══ Dataset ══

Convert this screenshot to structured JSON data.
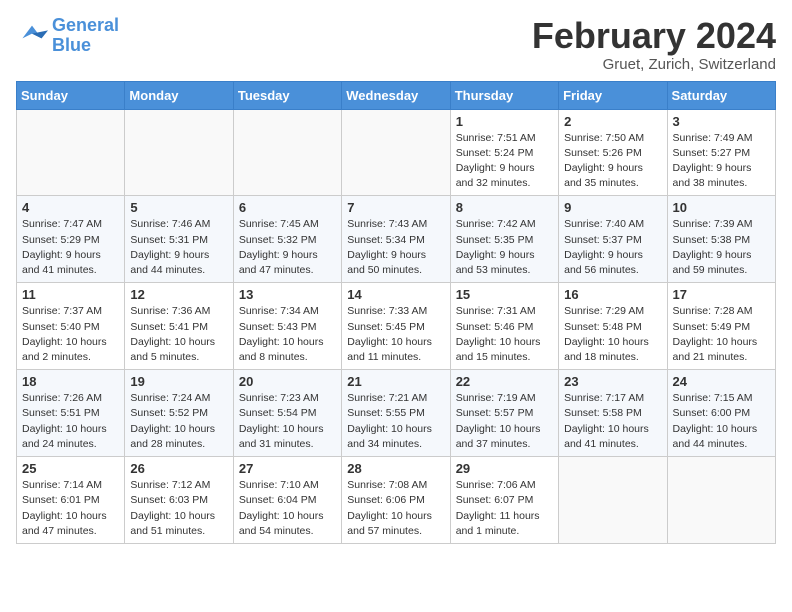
{
  "header": {
    "logo": {
      "line1": "General",
      "line2": "Blue"
    },
    "title": "February 2024",
    "location": "Gruet, Zurich, Switzerland"
  },
  "days_of_week": [
    "Sunday",
    "Monday",
    "Tuesday",
    "Wednesday",
    "Thursday",
    "Friday",
    "Saturday"
  ],
  "weeks": [
    [
      {
        "day": "",
        "info": ""
      },
      {
        "day": "",
        "info": ""
      },
      {
        "day": "",
        "info": ""
      },
      {
        "day": "",
        "info": ""
      },
      {
        "day": "1",
        "info": "Sunrise: 7:51 AM\nSunset: 5:24 PM\nDaylight: 9 hours\nand 32 minutes."
      },
      {
        "day": "2",
        "info": "Sunrise: 7:50 AM\nSunset: 5:26 PM\nDaylight: 9 hours\nand 35 minutes."
      },
      {
        "day": "3",
        "info": "Sunrise: 7:49 AM\nSunset: 5:27 PM\nDaylight: 9 hours\nand 38 minutes."
      }
    ],
    [
      {
        "day": "4",
        "info": "Sunrise: 7:47 AM\nSunset: 5:29 PM\nDaylight: 9 hours\nand 41 minutes."
      },
      {
        "day": "5",
        "info": "Sunrise: 7:46 AM\nSunset: 5:31 PM\nDaylight: 9 hours\nand 44 minutes."
      },
      {
        "day": "6",
        "info": "Sunrise: 7:45 AM\nSunset: 5:32 PM\nDaylight: 9 hours\nand 47 minutes."
      },
      {
        "day": "7",
        "info": "Sunrise: 7:43 AM\nSunset: 5:34 PM\nDaylight: 9 hours\nand 50 minutes."
      },
      {
        "day": "8",
        "info": "Sunrise: 7:42 AM\nSunset: 5:35 PM\nDaylight: 9 hours\nand 53 minutes."
      },
      {
        "day": "9",
        "info": "Sunrise: 7:40 AM\nSunset: 5:37 PM\nDaylight: 9 hours\nand 56 minutes."
      },
      {
        "day": "10",
        "info": "Sunrise: 7:39 AM\nSunset: 5:38 PM\nDaylight: 9 hours\nand 59 minutes."
      }
    ],
    [
      {
        "day": "11",
        "info": "Sunrise: 7:37 AM\nSunset: 5:40 PM\nDaylight: 10 hours\nand 2 minutes."
      },
      {
        "day": "12",
        "info": "Sunrise: 7:36 AM\nSunset: 5:41 PM\nDaylight: 10 hours\nand 5 minutes."
      },
      {
        "day": "13",
        "info": "Sunrise: 7:34 AM\nSunset: 5:43 PM\nDaylight: 10 hours\nand 8 minutes."
      },
      {
        "day": "14",
        "info": "Sunrise: 7:33 AM\nSunset: 5:45 PM\nDaylight: 10 hours\nand 11 minutes."
      },
      {
        "day": "15",
        "info": "Sunrise: 7:31 AM\nSunset: 5:46 PM\nDaylight: 10 hours\nand 15 minutes."
      },
      {
        "day": "16",
        "info": "Sunrise: 7:29 AM\nSunset: 5:48 PM\nDaylight: 10 hours\nand 18 minutes."
      },
      {
        "day": "17",
        "info": "Sunrise: 7:28 AM\nSunset: 5:49 PM\nDaylight: 10 hours\nand 21 minutes."
      }
    ],
    [
      {
        "day": "18",
        "info": "Sunrise: 7:26 AM\nSunset: 5:51 PM\nDaylight: 10 hours\nand 24 minutes."
      },
      {
        "day": "19",
        "info": "Sunrise: 7:24 AM\nSunset: 5:52 PM\nDaylight: 10 hours\nand 28 minutes."
      },
      {
        "day": "20",
        "info": "Sunrise: 7:23 AM\nSunset: 5:54 PM\nDaylight: 10 hours\nand 31 minutes."
      },
      {
        "day": "21",
        "info": "Sunrise: 7:21 AM\nSunset: 5:55 PM\nDaylight: 10 hours\nand 34 minutes."
      },
      {
        "day": "22",
        "info": "Sunrise: 7:19 AM\nSunset: 5:57 PM\nDaylight: 10 hours\nand 37 minutes."
      },
      {
        "day": "23",
        "info": "Sunrise: 7:17 AM\nSunset: 5:58 PM\nDaylight: 10 hours\nand 41 minutes."
      },
      {
        "day": "24",
        "info": "Sunrise: 7:15 AM\nSunset: 6:00 PM\nDaylight: 10 hours\nand 44 minutes."
      }
    ],
    [
      {
        "day": "25",
        "info": "Sunrise: 7:14 AM\nSunset: 6:01 PM\nDaylight: 10 hours\nand 47 minutes."
      },
      {
        "day": "26",
        "info": "Sunrise: 7:12 AM\nSunset: 6:03 PM\nDaylight: 10 hours\nand 51 minutes."
      },
      {
        "day": "27",
        "info": "Sunrise: 7:10 AM\nSunset: 6:04 PM\nDaylight: 10 hours\nand 54 minutes."
      },
      {
        "day": "28",
        "info": "Sunrise: 7:08 AM\nSunset: 6:06 PM\nDaylight: 10 hours\nand 57 minutes."
      },
      {
        "day": "29",
        "info": "Sunrise: 7:06 AM\nSunset: 6:07 PM\nDaylight: 11 hours\nand 1 minute."
      },
      {
        "day": "",
        "info": ""
      },
      {
        "day": "",
        "info": ""
      }
    ]
  ]
}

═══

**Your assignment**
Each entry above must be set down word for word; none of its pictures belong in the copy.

**Exercise answer**
Convert this screenshot to structured JSON data.
{
  "header": {
    "logo": {
      "line1": "General",
      "line2": "Blue"
    },
    "title": "February 2024",
    "location": "Gruet, Zurich, Switzerland"
  },
  "days_of_week": [
    "Sunday",
    "Monday",
    "Tuesday",
    "Wednesday",
    "Thursday",
    "Friday",
    "Saturday"
  ],
  "weeks": [
    [
      {
        "day": "",
        "info": ""
      },
      {
        "day": "",
        "info": ""
      },
      {
        "day": "",
        "info": ""
      },
      {
        "day": "",
        "info": ""
      },
      {
        "day": "1",
        "info": "Sunrise: 7:51 AM\nSunset: 5:24 PM\nDaylight: 9 hours\nand 32 minutes."
      },
      {
        "day": "2",
        "info": "Sunrise: 7:50 AM\nSunset: 5:26 PM\nDaylight: 9 hours\nand 35 minutes."
      },
      {
        "day": "3",
        "info": "Sunrise: 7:49 AM\nSunset: 5:27 PM\nDaylight: 9 hours\nand 38 minutes."
      }
    ],
    [
      {
        "day": "4",
        "info": "Sunrise: 7:47 AM\nSunset: 5:29 PM\nDaylight: 9 hours\nand 41 minutes."
      },
      {
        "day": "5",
        "info": "Sunrise: 7:46 AM\nSunset: 5:31 PM\nDaylight: 9 hours\nand 44 minutes."
      },
      {
        "day": "6",
        "info": "Sunrise: 7:45 AM\nSunset: 5:32 PM\nDaylight: 9 hours\nand 47 minutes."
      },
      {
        "day": "7",
        "info": "Sunrise: 7:43 AM\nSunset: 5:34 PM\nDaylight: 9 hours\nand 50 minutes."
      },
      {
        "day": "8",
        "info": "Sunrise: 7:42 AM\nSunset: 5:35 PM\nDaylight: 9 hours\nand 53 minutes."
      },
      {
        "day": "9",
        "info": "Sunrise: 7:40 AM\nSunset: 5:37 PM\nDaylight: 9 hours\nand 56 minutes."
      },
      {
        "day": "10",
        "info": "Sunrise: 7:39 AM\nSunset: 5:38 PM\nDaylight: 9 hours\nand 59 minutes."
      }
    ],
    [
      {
        "day": "11",
        "info": "Sunrise: 7:37 AM\nSunset: 5:40 PM\nDaylight: 10 hours\nand 2 minutes."
      },
      {
        "day": "12",
        "info": "Sunrise: 7:36 AM\nSunset: 5:41 PM\nDaylight: 10 hours\nand 5 minutes."
      },
      {
        "day": "13",
        "info": "Sunrise: 7:34 AM\nSunset: 5:43 PM\nDaylight: 10 hours\nand 8 minutes."
      },
      {
        "day": "14",
        "info": "Sunrise: 7:33 AM\nSunset: 5:45 PM\nDaylight: 10 hours\nand 11 minutes."
      },
      {
        "day": "15",
        "info": "Sunrise: 7:31 AM\nSunset: 5:46 PM\nDaylight: 10 hours\nand 15 minutes."
      },
      {
        "day": "16",
        "info": "Sunrise: 7:29 AM\nSunset: 5:48 PM\nDaylight: 10 hours\nand 18 minutes."
      },
      {
        "day": "17",
        "info": "Sunrise: 7:28 AM\nSunset: 5:49 PM\nDaylight: 10 hours\nand 21 minutes."
      }
    ],
    [
      {
        "day": "18",
        "info": "Sunrise: 7:26 AM\nSunset: 5:51 PM\nDaylight: 10 hours\nand 24 minutes."
      },
      {
        "day": "19",
        "info": "Sunrise: 7:24 AM\nSunset: 5:52 PM\nDaylight: 10 hours\nand 28 minutes."
      },
      {
        "day": "20",
        "info": "Sunrise: 7:23 AM\nSunset: 5:54 PM\nDaylight: 10 hours\nand 31 minutes."
      },
      {
        "day": "21",
        "info": "Sunrise: 7:21 AM\nSunset: 5:55 PM\nDaylight: 10 hours\nand 34 minutes."
      },
      {
        "day": "22",
        "info": "Sunrise: 7:19 AM\nSunset: 5:57 PM\nDaylight: 10 hours\nand 37 minutes."
      },
      {
        "day": "23",
        "info": "Sunrise: 7:17 AM\nSunset: 5:58 PM\nDaylight: 10 hours\nand 41 minutes."
      },
      {
        "day": "24",
        "info": "Sunrise: 7:15 AM\nSunset: 6:00 PM\nDaylight: 10 hours\nand 44 minutes."
      }
    ],
    [
      {
        "day": "25",
        "info": "Sunrise: 7:14 AM\nSunset: 6:01 PM\nDaylight: 10 hours\nand 47 minutes."
      },
      {
        "day": "26",
        "info": "Sunrise: 7:12 AM\nSunset: 6:03 PM\nDaylight: 10 hours\nand 51 minutes."
      },
      {
        "day": "27",
        "info": "Sunrise: 7:10 AM\nSunset: 6:04 PM\nDaylight: 10 hours\nand 54 minutes."
      },
      {
        "day": "28",
        "info": "Sunrise: 7:08 AM\nSunset: 6:06 PM\nDaylight: 10 hours\nand 57 minutes."
      },
      {
        "day": "29",
        "info": "Sunrise: 7:06 AM\nSunset: 6:07 PM\nDaylight: 11 hours\nand 1 minute."
      },
      {
        "day": "",
        "info": ""
      },
      {
        "day": "",
        "info": ""
      }
    ]
  ]
}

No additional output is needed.